TikTok is raising the minimum age users have to be to stream live on the platform from 16 to 18, and introducing an ‘adult audience’ flagging system streamers can activate for their live content.
The measures are part of a slew of new safety features being rolled out by the video sharing app, the user base of which is largely comprised of 16-24 year-olds. The move theoretically makes creating live TikTok streams only available to adults, although those younger than 18 will still be able to watch them.
The TikTok minimum age for streaming rise will come into effect on November 23, 2022. Announcing the new measures, TikTok says: “We want our community to make the most of the opportunities LIVE can bring without compromising on safety. We believe these industry-leading updates can further protect the younger members of our community as they start and build their online presence.”
TikTok’s new ‘adult audience’ stream flagging function, announced alongside the minimum streamer age raise, will allow streamers to mark live videos they think are only suitable for those over 18. This function might sound like it’s ushering in the prospect of more racy content, but TikTok gave decidedly non-sexual examples of how it could be used. Nudity and sexual content remain banned on the platform.
Writing about how this 18+ flagging function could be used, TikTok says that “perhaps a comedy routine is better suited for people over age 18. Or, a host may plan to talk about a difficult life experience and they would feel more comfortable knowing the conversation is limited to adults.”
A further safety measure announced by TikTok was the expansion of its word filtering processes, to limit the visibility of comments deemed inappropriate. The function will be widened to add reminder prompts and suggested new keyword blocks.
You currently have to be aged at least 13 in most countries to join TikTok, although it’s unlikely that tech-savvy minors would have too many problems circumnavigating age-based streaming bans, should they wish to.
Still, the platform is stringent when it comes to clamping down on sex-related content, despite millions of explicit videos reportedly being submitted to the app.
Some argue that the platform is too stringent when blocking sex-related content.
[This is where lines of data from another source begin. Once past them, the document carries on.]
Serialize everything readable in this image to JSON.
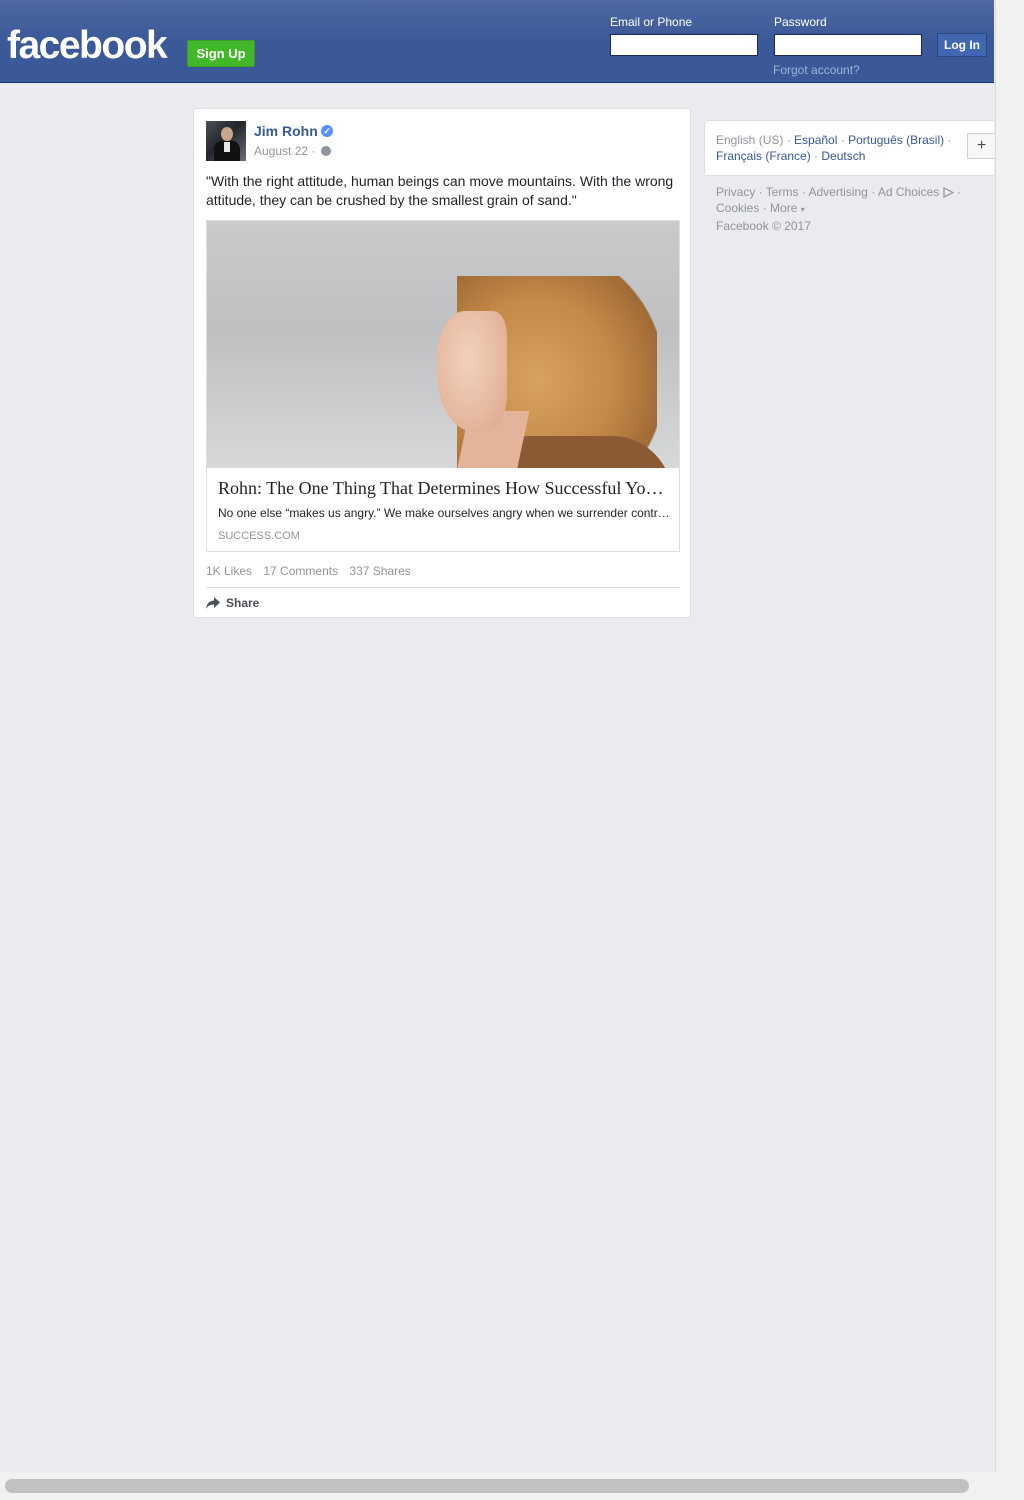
{
  "header": {
    "logo": "facebook",
    "signup_label": "Sign Up",
    "email_label": "Email or Phone",
    "password_label": "Password",
    "email_value": "",
    "password_value": "",
    "login_label": "Log In",
    "forgot_label": "Forgot account?",
    "brand_color": "#3b5998",
    "signup_color": "#42b72a"
  },
  "post": {
    "author": "Jim Rohn",
    "verified_icon": "verified-badge-icon",
    "date": "August 22 ·",
    "privacy_icon": "globe-icon",
    "text": "\"With the right attitude, human beings can move mountains. With the wrong attitude, they can be crushed by the smallest grain of sand.\"",
    "link": {
      "title": "Rohn: The One Thing That Determines How Successful You Are",
      "description": "No one else “makes us angry.” We make ourselves angry when we surrender control of our attitude.",
      "domain": "SUCCESS.COM"
    },
    "stats": {
      "likes": "1K Likes",
      "comments": "17 Comments",
      "shares": "337 Shares"
    },
    "share_label": "Share",
    "share_icon": "share-arrow-icon"
  },
  "sidebar": {
    "languages": [
      {
        "label": "English (US)",
        "active": true
      },
      {
        "label": "Español",
        "active": false
      },
      {
        "label": "Português (Brasil)",
        "active": false
      },
      {
        "label": "Français (France)",
        "active": false
      },
      {
        "label": "Deutsch",
        "active": false
      }
    ],
    "plus_label": "+",
    "footer_links": [
      "Privacy",
      "Terms",
      "Advertising",
      "Ad Choices",
      "Cookies",
      "More"
    ],
    "copyright": "Facebook © 2017"
  }
}
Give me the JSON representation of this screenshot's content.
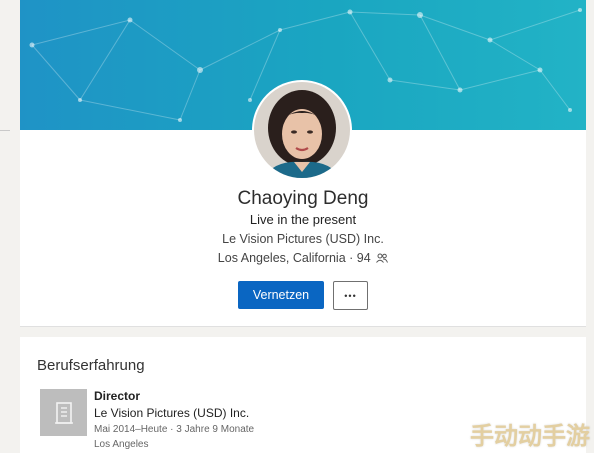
{
  "profile": {
    "name": "Chaoying Deng",
    "headline": "Live in the present",
    "company": "Le Vision Pictures (USD) Inc.",
    "location": "Los Angeles, California",
    "separator": "·",
    "connections": "94",
    "connect_label": "Vernetzen",
    "more_label": "•••"
  },
  "experience": {
    "section_title": "Berufserfahrung",
    "items": [
      {
        "title": "Director",
        "company": "Le Vision Pictures (USD) Inc.",
        "dates": "Mai 2014–Heute  ·  3 Jahre 9 Monate",
        "location": "Los Angeles"
      }
    ]
  },
  "watermark": "手动动手游",
  "colors": {
    "banner": "#1aa6c1",
    "primary_button": "#0a66c2"
  },
  "icons": [
    "connections-icon",
    "building-icon",
    "more-icon"
  ]
}
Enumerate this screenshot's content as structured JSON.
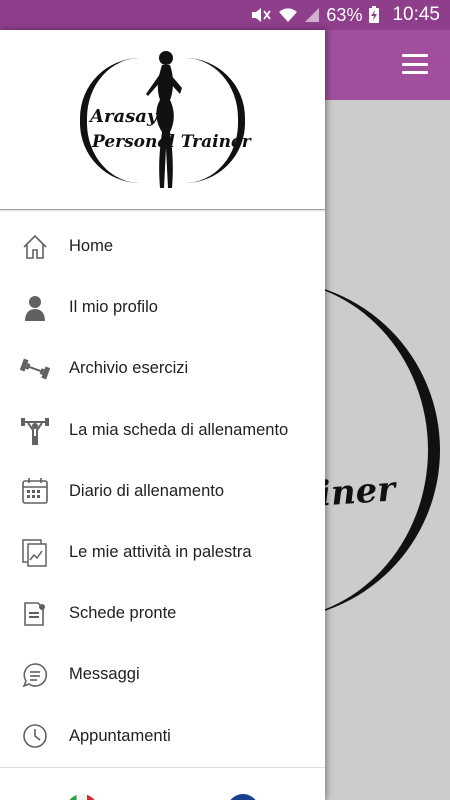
{
  "status_bar": {
    "battery": "63%",
    "time": "10:45"
  },
  "background": {
    "logo_fragment": "iner"
  },
  "drawer": {
    "logo": {
      "line1": "Arasay",
      "line2": "Personal Trainer"
    },
    "items": [
      {
        "label": "Home",
        "icon": "home-icon"
      },
      {
        "label": "Il mio profilo",
        "icon": "profile-icon"
      },
      {
        "label": "Archivio esercizi",
        "icon": "dumbbell-icon"
      },
      {
        "label": "La mia scheda di allenamento",
        "icon": "weightlifter-icon"
      },
      {
        "label": "Diario di allenamento",
        "icon": "calendar-icon"
      },
      {
        "label": "Le mie attività in palestra",
        "icon": "activity-report-icon"
      },
      {
        "label": "Schede pronte",
        "icon": "ready-sheet-icon"
      },
      {
        "label": "Messaggi",
        "icon": "chat-bubble-icon"
      },
      {
        "label": "Appuntamenti",
        "icon": "clock-icon"
      }
    ],
    "footer": {
      "languages": [
        {
          "code": "it",
          "icon": "italy-flag-icon"
        },
        {
          "code": "en",
          "icon": "uk-flag-icon"
        }
      ]
    }
  },
  "colors": {
    "app_bar": "#a14f9d",
    "status_bar": "#8e3e8a"
  }
}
Sextech industry figures such as Anna Lee, creator of the Lioness vibrator, have resorted to speaking in code about things like orgasms and clitorises in TikTok videos to avoid being flagged.
“It’s like their way of going about it is, “We’ll just ban every [sex-related] word or everything that looks phallic,” Lee recently told SEXTECHGUIDE.
Read next: TikTok censored LGBTQ-related words in Germany